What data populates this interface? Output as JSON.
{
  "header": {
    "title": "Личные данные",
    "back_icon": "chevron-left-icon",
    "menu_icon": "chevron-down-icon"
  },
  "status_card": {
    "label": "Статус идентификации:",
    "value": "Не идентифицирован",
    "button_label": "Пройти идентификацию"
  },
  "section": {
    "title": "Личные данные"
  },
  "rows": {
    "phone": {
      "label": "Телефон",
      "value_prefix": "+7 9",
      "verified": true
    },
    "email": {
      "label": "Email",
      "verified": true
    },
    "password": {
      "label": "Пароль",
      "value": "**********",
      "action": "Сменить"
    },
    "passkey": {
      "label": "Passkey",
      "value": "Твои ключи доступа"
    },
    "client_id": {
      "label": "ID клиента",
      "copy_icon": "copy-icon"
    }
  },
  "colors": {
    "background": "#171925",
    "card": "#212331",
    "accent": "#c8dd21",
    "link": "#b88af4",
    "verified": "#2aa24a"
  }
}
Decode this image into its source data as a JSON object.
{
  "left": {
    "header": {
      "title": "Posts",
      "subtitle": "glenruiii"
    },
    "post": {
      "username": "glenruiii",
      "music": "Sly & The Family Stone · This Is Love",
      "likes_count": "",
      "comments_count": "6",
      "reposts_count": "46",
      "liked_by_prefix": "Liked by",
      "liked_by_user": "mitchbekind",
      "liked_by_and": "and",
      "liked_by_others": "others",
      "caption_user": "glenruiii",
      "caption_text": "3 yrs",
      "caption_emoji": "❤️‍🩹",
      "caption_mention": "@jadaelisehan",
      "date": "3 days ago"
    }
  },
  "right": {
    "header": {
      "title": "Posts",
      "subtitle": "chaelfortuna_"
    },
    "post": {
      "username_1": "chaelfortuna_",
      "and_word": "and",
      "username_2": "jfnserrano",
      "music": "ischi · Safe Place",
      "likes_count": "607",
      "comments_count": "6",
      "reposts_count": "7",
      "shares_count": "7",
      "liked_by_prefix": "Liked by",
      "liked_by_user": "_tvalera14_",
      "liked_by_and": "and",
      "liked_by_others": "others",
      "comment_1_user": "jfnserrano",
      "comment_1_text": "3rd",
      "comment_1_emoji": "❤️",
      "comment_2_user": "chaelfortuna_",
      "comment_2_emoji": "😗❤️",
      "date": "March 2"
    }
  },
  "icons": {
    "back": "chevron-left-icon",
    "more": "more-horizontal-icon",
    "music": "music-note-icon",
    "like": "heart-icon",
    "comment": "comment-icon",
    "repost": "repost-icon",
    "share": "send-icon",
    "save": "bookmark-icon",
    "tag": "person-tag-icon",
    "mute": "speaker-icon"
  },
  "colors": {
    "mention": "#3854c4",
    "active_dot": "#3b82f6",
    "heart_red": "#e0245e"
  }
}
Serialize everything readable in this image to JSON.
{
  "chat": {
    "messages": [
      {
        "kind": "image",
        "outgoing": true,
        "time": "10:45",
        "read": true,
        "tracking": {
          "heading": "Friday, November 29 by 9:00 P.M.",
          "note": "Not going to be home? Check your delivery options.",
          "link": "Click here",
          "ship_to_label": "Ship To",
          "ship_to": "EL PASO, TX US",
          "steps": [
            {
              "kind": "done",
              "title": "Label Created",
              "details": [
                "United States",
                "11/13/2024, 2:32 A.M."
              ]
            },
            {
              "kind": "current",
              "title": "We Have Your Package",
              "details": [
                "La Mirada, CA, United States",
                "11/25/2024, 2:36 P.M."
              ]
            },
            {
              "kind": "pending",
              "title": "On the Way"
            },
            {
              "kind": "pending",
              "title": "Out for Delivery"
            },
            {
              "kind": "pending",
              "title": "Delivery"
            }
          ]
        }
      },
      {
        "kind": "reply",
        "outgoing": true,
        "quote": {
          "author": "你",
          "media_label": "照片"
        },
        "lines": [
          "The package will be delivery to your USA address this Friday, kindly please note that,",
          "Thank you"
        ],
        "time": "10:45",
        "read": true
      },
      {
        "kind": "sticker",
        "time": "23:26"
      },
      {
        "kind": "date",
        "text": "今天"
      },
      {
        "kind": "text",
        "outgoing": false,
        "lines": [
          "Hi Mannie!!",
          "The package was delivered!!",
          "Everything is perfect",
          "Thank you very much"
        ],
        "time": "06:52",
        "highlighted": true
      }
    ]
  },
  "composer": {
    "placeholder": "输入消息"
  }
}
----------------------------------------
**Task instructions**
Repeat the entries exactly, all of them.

**Task answer**
What data populates this interface? Output as JSON.
{
  "header": {
    "title": "Личные данные",
    "back_icon": "chevron-left-icon",
    "menu_icon": "chevron-down-icon"
  },
  "status_card": {
    "label": "Статус идентификации:",
    "value": "Не идентифицирован",
    "button_label": "Пройти идентификацию"
  },
  "section": {
    "title": "Личные данные"
  },
  "rows": {
    "phone": {
      "label": "Телефон",
      "value_prefix": "+7 9",
      "verified": true
    },
    "email": {
      "label": "Email",
      "verified": true
    },
    "password": {
      "label": "Пароль",
      "value": "**********",
      "action": "Сменить"
    },
    "passkey": {
      "label": "Passkey",
      "value": "Твои ключи доступа"
    },
    "client_id": {
      "label": "ID клиента",
      "copy_icon": "copy-icon"
    }
  },
  "colors": {
    "background": "#171925",
    "card": "#212331",
    "accent": "#c8dd21",
    "link": "#b88af4",
    "verified": "#2aa24a"
  }
}
Decode this image into its source data as a JSON object.
{
  "left": {
    "header": {
      "title": "Posts",
      "subtitle": "glenruiii"
    },
    "post": {
      "username": "glenruiii",
      "music": "Sly & The Family Stone · This Is Love",
      "likes_count": "",
      "comments_count": "6",
      "reposts_count": "46",
      "liked_by_prefix": "Liked by",
      "liked_by_user": "mitchbekind",
      "liked_by_and": "and",
      "liked_by_others": "others",
      "caption_user": "glenruiii",
      "caption_text": "3 yrs",
      "caption_emoji": "❤️‍🩹",
      "caption_mention": "@jadaelisehan",
      "date": "3 days ago"
    }
  },
  "right": {
    "header": {
      "title": "Posts",
      "subtitle": "chaelfortuna_"
    },
    "post": {
      "username_1": "chaelfortuna_",
      "and_word": "and",
      "username_2": "jfnserrano",
      "music": "ischi · Safe Place",
      "likes_count": "607",
      "comments_count": "6",
      "reposts_count": "7",
      "shares_count": "7",
      "liked_by_prefix": "Liked by",
      "liked_by_user": "_tvalera14_",
      "liked_by_and": "and",
      "liked_by_others": "others",
      "comment_1_user": "jfnserrano",
      "comment_1_text": "3rd",
      "comment_1_emoji": "❤️",
      "comment_2_user": "chaelfortuna_",
      "comment_2_emoji": "😗❤️",
      "date": "March 2"
    }
  },
  "icons": {
    "back": "chevron-left-icon",
    "more": "more-horizontal-icon",
    "music": "music-note-icon",
    "like": "heart-icon",
    "comment": "comment-icon",
    "repost": "repost-icon",
    "share": "send-icon",
    "save": "bookmark-icon",
    "tag": "person-tag-icon",
    "mute": "speaker-icon"
  },
  "colors": {
    "mention": "#3854c4",
    "active_dot": "#3b82f6",
    "heart_red": "#e0245e"
  }
}
Serialize everything readable in this image to JSON.
{
  "chat": {
    "messages": [
      {
        "kind": "image",
        "outgoing": true,
        "time": "10:45",
        "read": true,
        "tracking": {
          "heading": "Friday, November 29 by 9:00 P.M.",
          "note": "Not going to be home? Check your delivery options.",
          "link": "Click here",
          "ship_to_label": "Ship To",
          "ship_to": "EL PASO, TX US",
          "steps": [
            {
              "kind": "done",
              "title": "Label Created",
              "details": [
                "United States",
                "11/13/2024, 2:32 A.M."
              ]
            },
            {
              "kind": "current",
              "title": "We Have Your Package",
              "details": [
                "La Mirada, CA, United States",
                "11/25/2024, 2:36 P.M."
              ]
            },
            {
              "kind": "pending",
              "title": "On the Way"
            },
            {
              "kind": "pending",
              "title": "Out for Delivery"
            },
            {
              "kind": "pending",
              "title": "Delivery"
            }
          ]
        }
      },
      {
        "kind": "reply",
        "outgoing": true,
        "quote": {
          "author": "你",
          "media_label": "照片"
        },
        "lines": [
          "The package will be delivery to your USA address this Friday, kindly please note that,",
          "Thank you"
        ],
        "time": "10:45",
        "read": true
      },
      {
        "kind": "sticker",
        "time": "23:26"
      },
      {
        "kind": "date",
        "text": "今天"
      },
      {
        "kind": "text",
        "outgoing": false,
        "lines": [
          "Hi Mannie!!",
          "The package was delivered!!",
          "Everything is perfect",
          "Thank you very much"
        ],
        "time": "06:52",
        "highlighted": true
      }
    ]
  },
  "composer": {
    "placeholder": "输入消息"
  }
}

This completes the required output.